So, as it turned out the name SoDeRa might be already reserved (hehe) and due to copyright reasons they changed their name to LimeSDR. To get their project out of the ground they started a crowdfunding campaign with a goal of 500k USD. In their campaign the price for a single board is 299 USD for regular backers, but there is an early bird special for a price of 199 USD. And guess who got one of the cheaper boards. While it won’t come with any case i think it’s worth the 100 bucks off. As the functionality stays the same. There is also a PCIe version available.
More of the description says:

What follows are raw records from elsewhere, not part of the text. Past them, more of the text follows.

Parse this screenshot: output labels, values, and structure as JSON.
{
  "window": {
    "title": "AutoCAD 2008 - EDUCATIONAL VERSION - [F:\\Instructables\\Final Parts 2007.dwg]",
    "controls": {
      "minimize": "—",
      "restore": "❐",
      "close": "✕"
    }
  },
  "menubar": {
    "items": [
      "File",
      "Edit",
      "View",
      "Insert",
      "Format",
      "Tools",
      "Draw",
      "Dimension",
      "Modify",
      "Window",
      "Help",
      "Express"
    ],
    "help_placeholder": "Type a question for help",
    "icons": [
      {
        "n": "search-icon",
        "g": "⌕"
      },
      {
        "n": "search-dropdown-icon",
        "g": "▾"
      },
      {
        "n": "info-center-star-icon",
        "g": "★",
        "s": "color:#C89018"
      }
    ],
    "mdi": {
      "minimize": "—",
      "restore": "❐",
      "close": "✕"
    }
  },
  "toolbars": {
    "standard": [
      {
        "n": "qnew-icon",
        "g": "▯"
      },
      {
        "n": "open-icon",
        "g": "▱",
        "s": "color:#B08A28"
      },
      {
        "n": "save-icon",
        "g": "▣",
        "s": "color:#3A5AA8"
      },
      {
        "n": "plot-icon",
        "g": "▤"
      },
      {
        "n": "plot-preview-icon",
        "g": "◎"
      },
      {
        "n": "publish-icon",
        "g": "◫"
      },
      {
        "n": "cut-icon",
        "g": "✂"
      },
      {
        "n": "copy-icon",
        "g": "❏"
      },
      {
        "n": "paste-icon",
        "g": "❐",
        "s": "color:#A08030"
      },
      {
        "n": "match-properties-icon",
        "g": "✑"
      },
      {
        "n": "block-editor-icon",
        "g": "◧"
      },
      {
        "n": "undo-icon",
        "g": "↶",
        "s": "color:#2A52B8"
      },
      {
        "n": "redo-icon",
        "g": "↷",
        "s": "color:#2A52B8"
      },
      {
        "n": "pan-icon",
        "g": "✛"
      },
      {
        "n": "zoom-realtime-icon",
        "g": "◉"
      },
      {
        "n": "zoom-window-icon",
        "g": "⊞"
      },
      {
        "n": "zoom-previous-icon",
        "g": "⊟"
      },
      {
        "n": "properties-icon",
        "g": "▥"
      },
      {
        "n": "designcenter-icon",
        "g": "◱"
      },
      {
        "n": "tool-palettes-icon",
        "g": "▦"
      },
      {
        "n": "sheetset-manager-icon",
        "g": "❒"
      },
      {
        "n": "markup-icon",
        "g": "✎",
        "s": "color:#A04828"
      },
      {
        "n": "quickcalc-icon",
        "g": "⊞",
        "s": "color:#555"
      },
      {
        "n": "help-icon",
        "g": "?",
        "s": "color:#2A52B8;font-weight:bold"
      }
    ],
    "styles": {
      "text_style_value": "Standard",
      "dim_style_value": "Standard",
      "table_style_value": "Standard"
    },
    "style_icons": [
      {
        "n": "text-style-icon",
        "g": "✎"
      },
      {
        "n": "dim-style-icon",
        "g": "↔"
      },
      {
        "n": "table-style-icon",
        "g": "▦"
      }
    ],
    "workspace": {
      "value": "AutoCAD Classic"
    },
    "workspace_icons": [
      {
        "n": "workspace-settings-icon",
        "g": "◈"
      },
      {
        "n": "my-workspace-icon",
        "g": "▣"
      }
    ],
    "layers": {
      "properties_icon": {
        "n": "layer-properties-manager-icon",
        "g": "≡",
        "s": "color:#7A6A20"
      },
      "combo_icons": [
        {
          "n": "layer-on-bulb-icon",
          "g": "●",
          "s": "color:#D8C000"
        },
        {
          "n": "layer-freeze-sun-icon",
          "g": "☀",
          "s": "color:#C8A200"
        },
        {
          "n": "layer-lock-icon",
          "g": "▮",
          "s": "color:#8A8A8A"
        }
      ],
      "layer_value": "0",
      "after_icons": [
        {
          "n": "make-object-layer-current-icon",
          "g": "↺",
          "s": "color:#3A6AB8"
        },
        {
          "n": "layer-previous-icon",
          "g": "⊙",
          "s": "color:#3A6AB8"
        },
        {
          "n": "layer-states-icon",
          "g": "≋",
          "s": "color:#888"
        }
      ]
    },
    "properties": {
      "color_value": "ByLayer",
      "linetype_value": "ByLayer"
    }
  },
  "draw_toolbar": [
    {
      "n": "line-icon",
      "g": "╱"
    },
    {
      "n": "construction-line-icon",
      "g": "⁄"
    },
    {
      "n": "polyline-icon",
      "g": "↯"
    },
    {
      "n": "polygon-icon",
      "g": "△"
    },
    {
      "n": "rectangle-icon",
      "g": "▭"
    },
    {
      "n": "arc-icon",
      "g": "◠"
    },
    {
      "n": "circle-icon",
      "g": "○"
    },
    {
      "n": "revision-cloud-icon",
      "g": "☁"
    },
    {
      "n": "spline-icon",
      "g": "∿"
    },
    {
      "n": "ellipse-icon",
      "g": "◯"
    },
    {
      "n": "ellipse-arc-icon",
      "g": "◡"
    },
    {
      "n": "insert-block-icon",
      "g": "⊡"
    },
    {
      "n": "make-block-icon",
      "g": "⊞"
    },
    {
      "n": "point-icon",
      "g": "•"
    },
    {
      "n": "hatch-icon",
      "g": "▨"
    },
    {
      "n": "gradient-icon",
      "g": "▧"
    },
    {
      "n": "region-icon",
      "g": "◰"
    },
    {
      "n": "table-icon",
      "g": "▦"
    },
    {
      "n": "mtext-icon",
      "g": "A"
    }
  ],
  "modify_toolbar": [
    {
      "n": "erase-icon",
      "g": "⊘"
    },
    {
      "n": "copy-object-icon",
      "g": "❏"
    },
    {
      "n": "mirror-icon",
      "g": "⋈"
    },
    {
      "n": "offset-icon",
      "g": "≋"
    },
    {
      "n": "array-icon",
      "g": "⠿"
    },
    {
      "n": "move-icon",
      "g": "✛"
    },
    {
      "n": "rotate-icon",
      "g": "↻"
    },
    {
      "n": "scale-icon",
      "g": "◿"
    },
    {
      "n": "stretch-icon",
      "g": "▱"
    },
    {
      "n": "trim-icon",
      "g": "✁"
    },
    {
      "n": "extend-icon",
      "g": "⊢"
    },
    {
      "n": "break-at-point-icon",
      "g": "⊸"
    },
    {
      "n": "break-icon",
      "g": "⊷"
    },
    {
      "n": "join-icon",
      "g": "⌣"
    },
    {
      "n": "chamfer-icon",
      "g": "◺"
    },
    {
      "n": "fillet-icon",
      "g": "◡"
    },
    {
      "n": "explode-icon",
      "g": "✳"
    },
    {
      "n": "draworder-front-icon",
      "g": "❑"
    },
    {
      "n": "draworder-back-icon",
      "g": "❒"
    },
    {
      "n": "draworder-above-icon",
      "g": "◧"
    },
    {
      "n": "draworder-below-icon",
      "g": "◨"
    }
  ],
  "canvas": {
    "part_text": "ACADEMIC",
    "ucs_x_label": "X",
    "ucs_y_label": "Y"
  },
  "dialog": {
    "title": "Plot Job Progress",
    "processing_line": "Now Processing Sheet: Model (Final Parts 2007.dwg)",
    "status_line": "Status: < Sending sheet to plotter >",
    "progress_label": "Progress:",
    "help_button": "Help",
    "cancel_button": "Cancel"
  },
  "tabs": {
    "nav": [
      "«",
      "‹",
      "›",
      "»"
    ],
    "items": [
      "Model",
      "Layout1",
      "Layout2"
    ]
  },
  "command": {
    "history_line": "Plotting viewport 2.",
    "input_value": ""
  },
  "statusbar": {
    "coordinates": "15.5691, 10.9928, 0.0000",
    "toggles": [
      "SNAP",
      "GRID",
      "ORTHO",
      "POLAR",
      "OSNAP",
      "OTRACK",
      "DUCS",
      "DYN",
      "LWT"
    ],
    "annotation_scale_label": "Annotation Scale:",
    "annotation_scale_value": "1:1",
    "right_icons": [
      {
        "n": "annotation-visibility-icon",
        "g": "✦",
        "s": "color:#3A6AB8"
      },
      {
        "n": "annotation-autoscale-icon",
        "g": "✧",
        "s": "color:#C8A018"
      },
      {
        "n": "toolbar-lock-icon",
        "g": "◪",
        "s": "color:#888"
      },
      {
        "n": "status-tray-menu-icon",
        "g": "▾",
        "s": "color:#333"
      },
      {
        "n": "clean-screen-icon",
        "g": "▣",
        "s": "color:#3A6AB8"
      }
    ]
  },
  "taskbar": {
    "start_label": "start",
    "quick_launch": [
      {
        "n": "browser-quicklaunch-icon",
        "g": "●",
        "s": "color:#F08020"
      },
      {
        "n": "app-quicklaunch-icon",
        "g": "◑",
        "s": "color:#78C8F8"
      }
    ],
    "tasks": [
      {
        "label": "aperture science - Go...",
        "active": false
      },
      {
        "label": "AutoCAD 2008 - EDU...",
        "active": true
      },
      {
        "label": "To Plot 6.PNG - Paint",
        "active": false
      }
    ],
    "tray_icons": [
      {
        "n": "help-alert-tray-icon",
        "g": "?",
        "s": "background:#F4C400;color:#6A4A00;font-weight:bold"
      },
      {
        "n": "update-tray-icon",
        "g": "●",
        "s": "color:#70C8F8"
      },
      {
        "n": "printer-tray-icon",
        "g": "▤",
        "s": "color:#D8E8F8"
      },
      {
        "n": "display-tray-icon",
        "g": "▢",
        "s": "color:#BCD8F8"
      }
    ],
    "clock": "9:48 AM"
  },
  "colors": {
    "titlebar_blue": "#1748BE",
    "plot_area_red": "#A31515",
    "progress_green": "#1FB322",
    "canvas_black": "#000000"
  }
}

LimeSDR is a low cost, open source, apps-enabled (more on that later) software defined radio (SDR) platform that can be used to support just about any type of wireless communication standard. LimeSDR can send and receive UMTS, LTE, GSM, LoRa, Bluetooth, Zigbee, RFID, and Digital Broadcasting, to name but a few.

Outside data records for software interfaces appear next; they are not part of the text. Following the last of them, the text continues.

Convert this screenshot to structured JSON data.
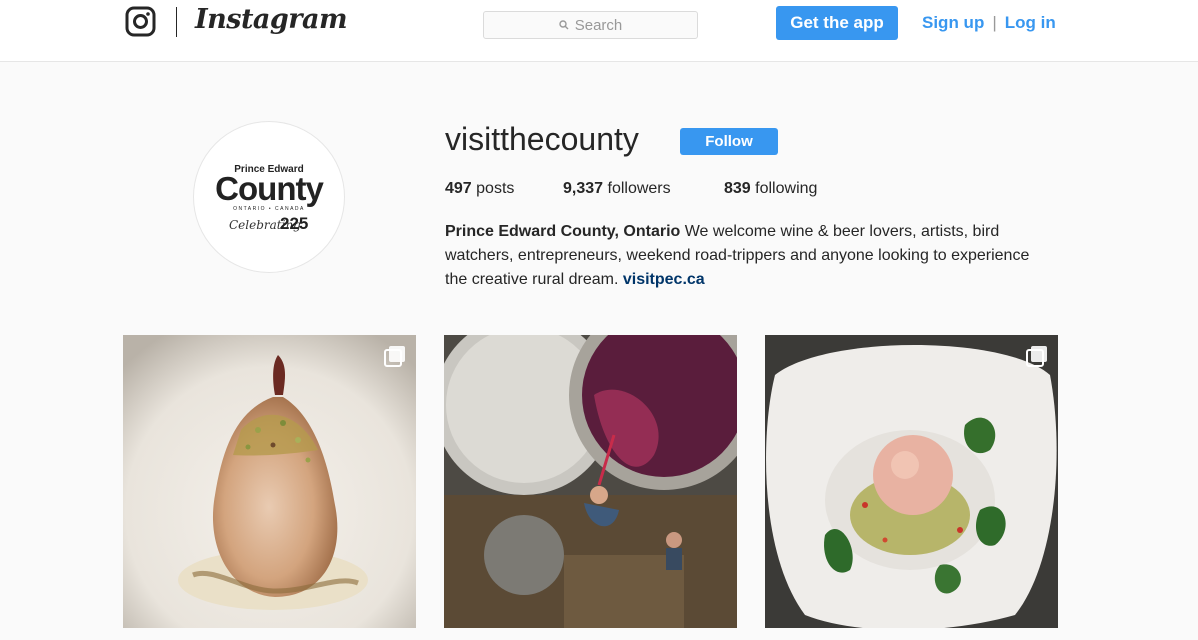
{
  "header": {
    "brand": "Instagram",
    "search_placeholder": "Search",
    "get_app_label": "Get the app",
    "signup_label": "Sign up",
    "separator": "|",
    "login_label": "Log in"
  },
  "profile": {
    "username": "visitthecounty",
    "follow_label": "Follow",
    "avatar_logo": {
      "pre": "Prince Edward",
      "main": "County",
      "sub": "ONTARIO • CANADA",
      "celebrating": "Celebrating",
      "years": "225"
    },
    "stats": {
      "posts_count": "497",
      "posts_label": "posts",
      "followers_count": "9,337",
      "followers_label": "followers",
      "following_count": "839",
      "following_label": "following"
    },
    "bio": {
      "name": "Prince Edward County, Ontario",
      "text": " We welcome wine & beer lovers, artists, bird watchers, entrepreneurs, weekend road-trippers and anyone looking to experience the creative rural dream. ",
      "link": "visitpec.ca"
    }
  },
  "posts": [
    {
      "subject": "poached-pear-dessert",
      "multi": true
    },
    {
      "subject": "winery-tank-overhead",
      "multi": false
    },
    {
      "subject": "plated-dish-with-cilantro",
      "multi": true
    }
  ],
  "colors": {
    "accent": "#3897f0",
    "link_dark": "#003569",
    "text": "#262626",
    "background": "#fafafa"
  }
}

While most SDRs have remained in the domain of RF and protocol experts, LimeSDR is usable by anyone familiar with the idea of an app store – it’s the first SDR to integrate with Snappy Ubuntu Core. This means you can easily download new LimeSDR apps from developers around the world. If you’re a developer yourself, you can share and/or sell your LimeSDR apps through Snappy Ubuntu Core as well.

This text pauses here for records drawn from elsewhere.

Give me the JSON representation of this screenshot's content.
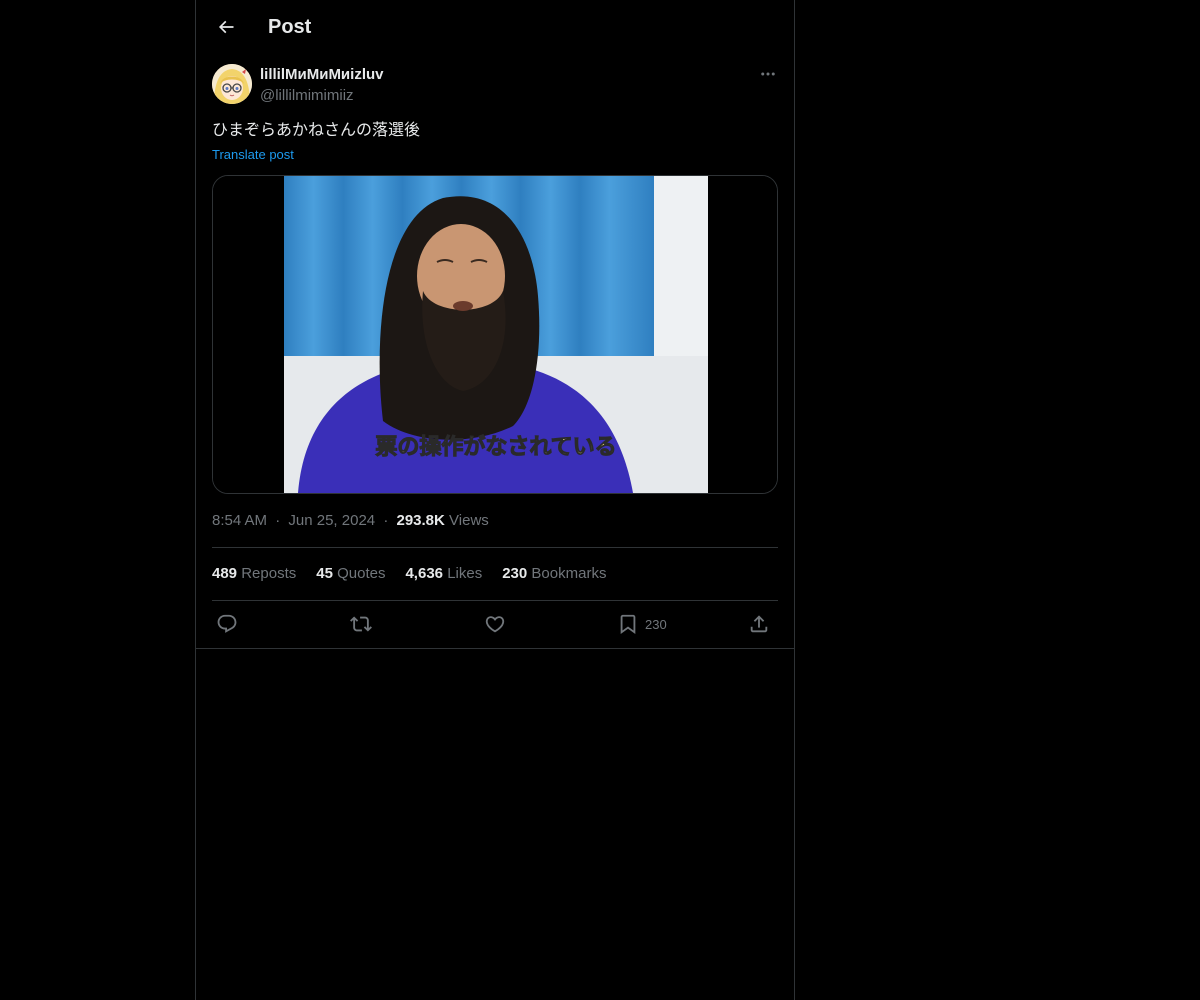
{
  "header": {
    "title": "Post",
    "back_icon": "arrow-left-icon"
  },
  "author": {
    "display_name": "lillilMиMиMиizluv",
    "handle": "@lillilmimimiiz",
    "avatar_icon": "avatar-anime-girl-glasses"
  },
  "post": {
    "text": "ひまぞらあかねさんの落選後",
    "translate_label": "Translate post",
    "media": {
      "caption": "票の操作がなされている",
      "icon": "video-thumbnail"
    }
  },
  "meta": {
    "time": "8:54 AM",
    "separator": "·",
    "date": "Jun 25, 2024",
    "views_count": "293.8K",
    "views_label": "Views"
  },
  "stats": {
    "reposts_count": "489",
    "reposts_label": "Reposts",
    "quotes_count": "45",
    "quotes_label": "Quotes",
    "likes_count": "4,636",
    "likes_label": "Likes",
    "bookmarks_count": "230",
    "bookmarks_label": "Bookmarks"
  },
  "actions": {
    "reply_icon": "reply-icon",
    "repost_icon": "repost-icon",
    "like_icon": "heart-icon",
    "bookmark_icon": "bookmark-icon",
    "bookmark_count": "230",
    "share_icon": "share-icon"
  },
  "colors": {
    "background": "#000000",
    "text": "#e7e9ea",
    "muted": "#71767b",
    "link": "#1d9bf0",
    "border": "#2f3336"
  }
}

The LimeSDR platform gives students, inventors, and developers an intelligent and flexible device for manipulating wireless signals, so they can learn, experiment, and develop with freedom from limited functionality and expensive proprietary devices.
The LimeSDR can tune from 100 kHz – 3.8 GHz, can have a bandwidth of up to 61.44 MHz, uses a 12-bit ADC, has two transmit channels, two receive channels, is full duplex and comes with a 4 PPM stable oscillator. To achieve such a high bandwidth the board requires a USB 3.0 connection, and will likely require a modern PC to reach a high bandwidth. From its pricing and specs it looks like it can be thought of a next generation HackRF, or lower cost version of the high end Ettus SDR’s.